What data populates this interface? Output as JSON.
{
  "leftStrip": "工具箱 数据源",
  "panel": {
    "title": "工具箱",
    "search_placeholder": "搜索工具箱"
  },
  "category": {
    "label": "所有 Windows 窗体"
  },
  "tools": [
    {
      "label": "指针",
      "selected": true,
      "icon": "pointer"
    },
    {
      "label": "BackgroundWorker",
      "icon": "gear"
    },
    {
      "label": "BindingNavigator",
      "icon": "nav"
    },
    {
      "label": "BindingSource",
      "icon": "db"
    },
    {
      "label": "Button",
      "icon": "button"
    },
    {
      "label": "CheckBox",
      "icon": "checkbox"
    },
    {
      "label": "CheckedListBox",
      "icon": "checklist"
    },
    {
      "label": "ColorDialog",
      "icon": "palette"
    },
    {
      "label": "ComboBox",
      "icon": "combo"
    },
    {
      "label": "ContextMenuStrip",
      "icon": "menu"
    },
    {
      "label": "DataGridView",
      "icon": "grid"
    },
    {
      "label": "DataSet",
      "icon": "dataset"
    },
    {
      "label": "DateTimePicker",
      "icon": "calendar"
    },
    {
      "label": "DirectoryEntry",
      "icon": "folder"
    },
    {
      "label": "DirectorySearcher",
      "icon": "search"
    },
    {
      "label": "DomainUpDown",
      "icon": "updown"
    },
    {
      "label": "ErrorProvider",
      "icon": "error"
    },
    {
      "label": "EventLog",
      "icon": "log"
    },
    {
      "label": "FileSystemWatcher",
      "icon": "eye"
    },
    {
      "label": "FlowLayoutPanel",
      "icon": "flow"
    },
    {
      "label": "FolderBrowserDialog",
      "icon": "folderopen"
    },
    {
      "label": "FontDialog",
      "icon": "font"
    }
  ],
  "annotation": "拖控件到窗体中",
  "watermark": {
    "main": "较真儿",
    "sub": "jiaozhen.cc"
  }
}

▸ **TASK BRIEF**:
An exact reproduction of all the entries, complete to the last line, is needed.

▸ **FINISHED EXERCISE**:
What data populates this interface? Output as JSON.
{
  "leftStrip": "工具箱 数据源",
  "panel": {
    "title": "工具箱",
    "search_placeholder": "搜索工具箱"
  },
  "category": {
    "label": "所有 Windows 窗体"
  },
  "tools": [
    {
      "label": "指针",
      "selected": true,
      "icon": "pointer"
    },
    {
      "label": "BackgroundWorker",
      "icon": "gear"
    },
    {
      "label": "BindingNavigator",
      "icon": "nav"
    },
    {
      "label": "BindingSource",
      "icon": "db"
    },
    {
      "label": "Button",
      "icon": "button"
    },
    {
      "label": "CheckBox",
      "icon": "checkbox"
    },
    {
      "label": "CheckedListBox",
      "icon": "checklist"
    },
    {
      "label": "ColorDialog",
      "icon": "palette"
    },
    {
      "label": "ComboBox",
      "icon": "combo"
    },
    {
      "label": "ContextMenuStrip",
      "icon": "menu"
    },
    {
      "label": "DataGridView",
      "icon": "grid"
    },
    {
      "label": "DataSet",
      "icon": "dataset"
    },
    {
      "label": "DateTimePicker",
      "icon": "calendar"
    },
    {
      "label": "DirectoryEntry",
      "icon": "folder"
    },
    {
      "label": "DirectorySearcher",
      "icon": "search"
    },
    {
      "label": "DomainUpDown",
      "icon": "updown"
    },
    {
      "label": "ErrorProvider",
      "icon": "error"
    },
    {
      "label": "EventLog",
      "icon": "log"
    },
    {
      "label": "FileSystemWatcher",
      "icon": "eye"
    },
    {
      "label": "FlowLayoutPanel",
      "icon": "flow"
    },
    {
      "label": "FolderBrowserDialog",
      "icon": "folderopen"
    },
    {
      "label": "FontDialog",
      "icon": "font"
    }
  ],
  "annotation": "拖控件到窗体中",
  "watermark": {
    "main": "较真儿",
    "sub": "jiaozhen.cc"
  }
}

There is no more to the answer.